▶ _Data shown_
+===+

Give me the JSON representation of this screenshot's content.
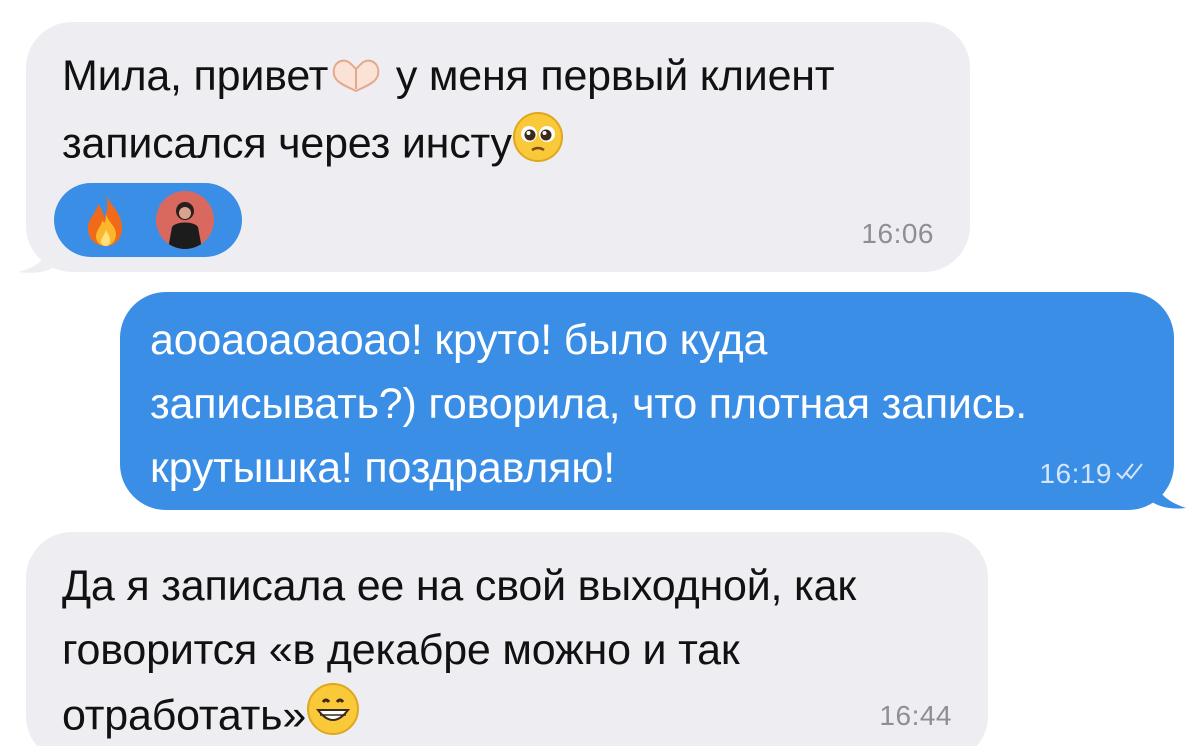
{
  "conversation": {
    "messages": [
      {
        "direction": "incoming",
        "text_part1": "Мила, привет",
        "text_part2": " у меня первый клиент\nзаписался через инсту",
        "emojis": [
          "heart-hands-icon",
          "pleading-face-icon"
        ],
        "time": "16:06",
        "reaction": {
          "emoji": "fire-icon",
          "reactor": "avatar"
        }
      },
      {
        "direction": "outgoing",
        "text": "аооаоаоаоао! круто! было куда\nзаписывать?) говорила, что плотная запись.\nкрутышка! поздравляю!",
        "time": "16:19",
        "status": "read-double-check-icon"
      },
      {
        "direction": "incoming",
        "text": "Да я записала ее на свой выходной, как\nговорится «в декабре можно и так\nотработать»",
        "emojis": [
          "grinning-face-icon"
        ],
        "time": "16:44"
      }
    ]
  },
  "colors": {
    "incoming_bubble": "#eeeef2",
    "outgoing_bubble": "#3a8ee6",
    "incoming_text": "#111111",
    "outgoing_text": "#ffffff",
    "timestamp_incoming": "#8e8e93"
  }
}
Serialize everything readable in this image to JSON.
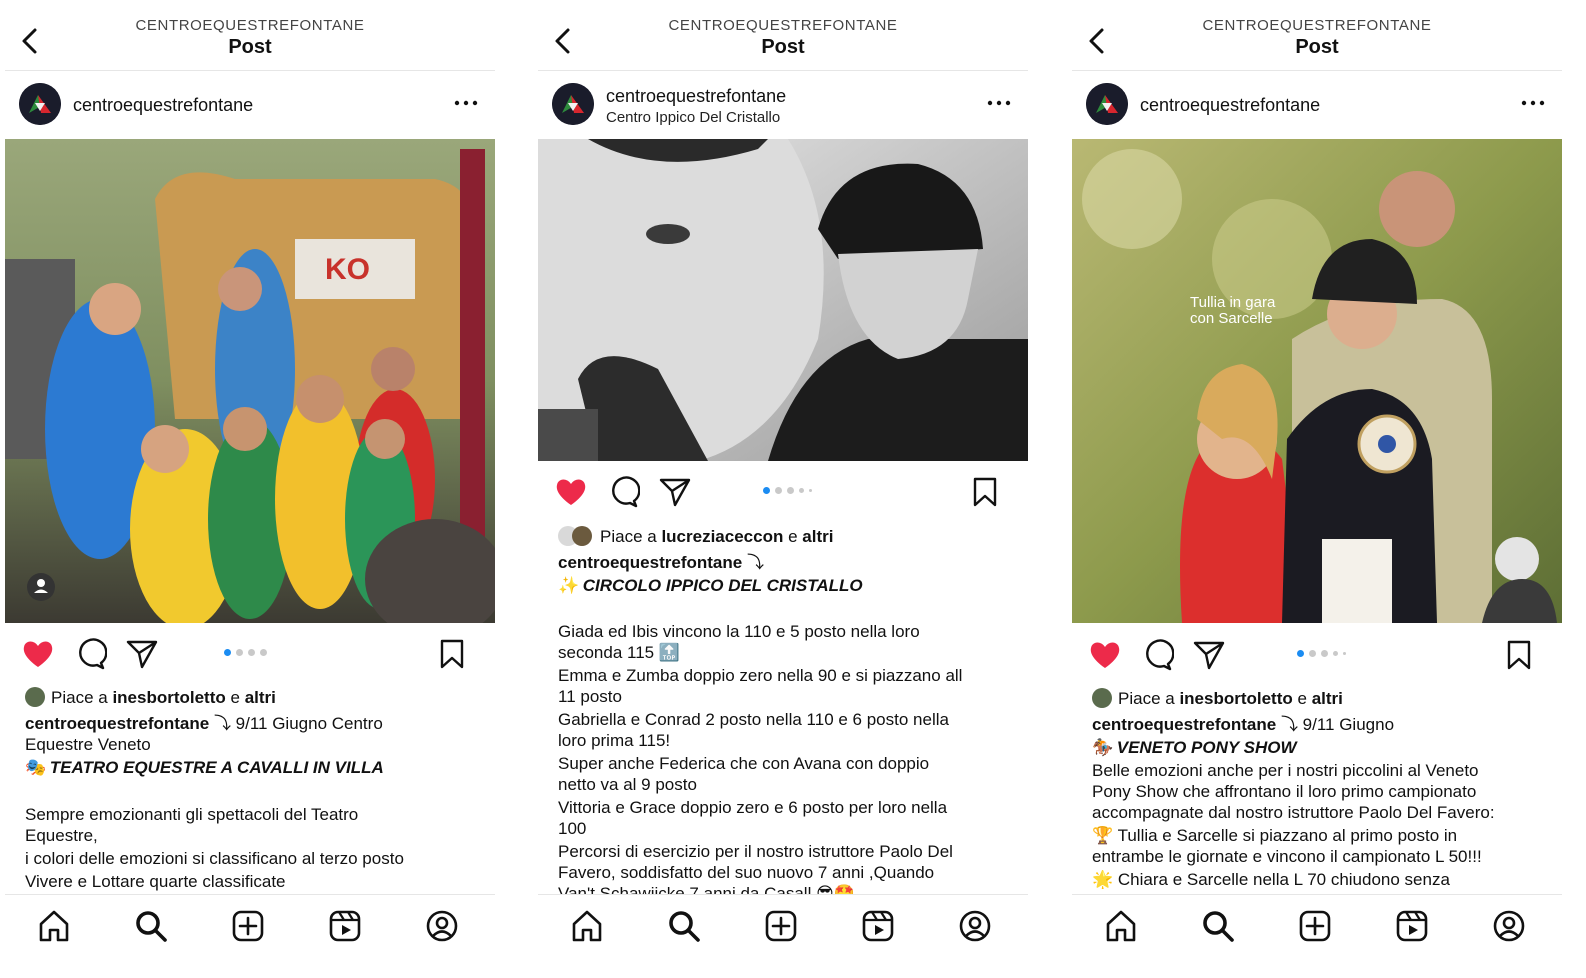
{
  "header": {
    "account": "CENTROEQUESTREFONTANE",
    "title": "Post"
  },
  "posts": [
    {
      "account": "centroequestrefontane",
      "location": "",
      "image_alt": "Children in colored leotards raising arms on stage outdoors",
      "liked": true,
      "carousel": {
        "count": 4,
        "active": 0
      },
      "likes": {
        "prefix": "Piace a",
        "user": "inesbortoletto",
        "and": "e",
        "others": "altri"
      },
      "caption": {
        "author": "centroequestrefontane",
        "line1": "⤵ 9/11 Giugno Centro",
        "line2": "Equestre Veneto",
        "emoji": "🎭",
        "headline": "TEATRO EQUESTRE A CAVALLI IN VILLA",
        "body": [
          "Sempre emozionanti gli spettacoli del Teatro",
          "Equestre,",
          "i colori delle emozioni si classificano al terzo posto",
          "Vivere e Lottare quarte classificate"
        ]
      }
    },
    {
      "account": "centroequestrefontane",
      "location": "Centro Ippico Del Cristallo",
      "image_alt": "Black and white photo of rider hugging a white horse",
      "liked": true,
      "carousel": {
        "count": 5,
        "active": 0
      },
      "likes": {
        "prefix": "Piace a",
        "user": "lucreziaceccon",
        "and": "e",
        "others": "altri"
      },
      "caption": {
        "author": "centroequestrefontane",
        "line1": "⤵",
        "emoji": "✨",
        "headline": "CIRCOLO IPPICO DEL CRISTALLO",
        "body": [
          "Giada ed Ibis vincono la 110 e 5 posto nella loro",
          "seconda 115 🔝",
          "Emma e Zumba doppio zero nella 90 e si piazzano all",
          "11 posto",
          "Gabriella e Conrad 2 posto nella 110 e 6 posto nella",
          "loro prima 115!",
          "Super anche Federica che con Avana con doppio",
          "netto va al 9 posto",
          "Vittoria e Grace doppio zero e 6 posto per loro nella",
          "100",
          "Percorsi di esercizio per il nostro istruttore Paolo Del",
          "Favero, soddisfatto del suo nuovo 7 anni ,Quando",
          "Van't Schawiicke 7 anni da Casall 😎🤩"
        ]
      }
    },
    {
      "account": "centroequestrefontane",
      "location": "",
      "image_alt": "Young rider with trophy, man and woman at show, caption Tullia in gara con Sarcelle",
      "image_text": [
        "Tullia in gara",
        "con Sarcelle"
      ],
      "liked": true,
      "carousel": {
        "count": 5,
        "active": 0
      },
      "likes": {
        "prefix": "Piace a",
        "user": "inesbortoletto",
        "and": "e",
        "others": "altri"
      },
      "caption": {
        "author": "centroequestrefontane",
        "line1": "⤵ 9/11 Giugno",
        "emoji": "🏇",
        "headline": "VENETO PONY SHOW",
        "body": [
          "Belle emozioni anche per i nostri piccolini al Veneto",
          "Pony Show che affrontano il loro primo campionato",
          "accompagnate dal nostro istruttore Paolo Del Favero:",
          "🏆 Tullia e Sarcelle si piazzano al primo posto in",
          "entrambe le giornate  e vincono il campionato L 50!!!",
          "🌟 Chiara e Sarcelle nella  L 70 chiudono senza"
        ]
      }
    }
  ],
  "tabbar": [
    "home-icon",
    "search-icon",
    "create-icon",
    "reels-icon",
    "profile-icon"
  ],
  "colors": {
    "like": "#ed2a4a",
    "carousel_active": "#1b8cf2",
    "border": "#e6e6e6"
  }
}
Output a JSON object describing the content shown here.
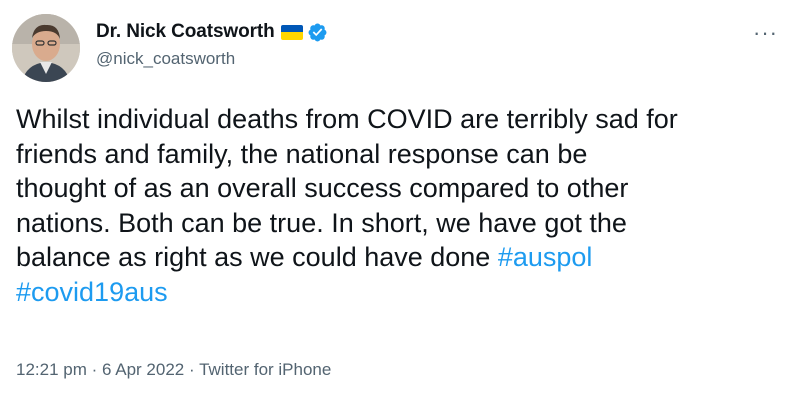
{
  "author": {
    "display_name": "Dr. Nick Coatsworth",
    "handle": "@nick_coatsworth",
    "flag_icon": "ukraine-flag-icon",
    "verified_icon": "verified-badge-icon"
  },
  "menu": {
    "more_label": "···"
  },
  "tweet": {
    "lines": [
      "Whilst individual deaths from COVID are terribly sad for",
      "friends and family, the national response can be",
      "thought of as an overall success compared to other",
      "nations. Both can be true. In short, we have got the"
    ],
    "last_line_text": "balance as right as we could have done ",
    "hashtags": [
      "#auspol",
      "#covid19aus"
    ]
  },
  "meta": {
    "time": "12:21 pm",
    "separator": " · ",
    "date": "6 Apr 2022",
    "source": "Twitter for iPhone"
  },
  "colors": {
    "link": "#1d9bf0",
    "secondary_text": "#536471",
    "primary_text": "#0f1419",
    "flag_blue": "#0057b7",
    "flag_yellow": "#ffd700",
    "verified_blue": "#1d9bf0"
  }
}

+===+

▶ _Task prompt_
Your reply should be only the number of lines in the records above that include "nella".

▶ _The completed task_
5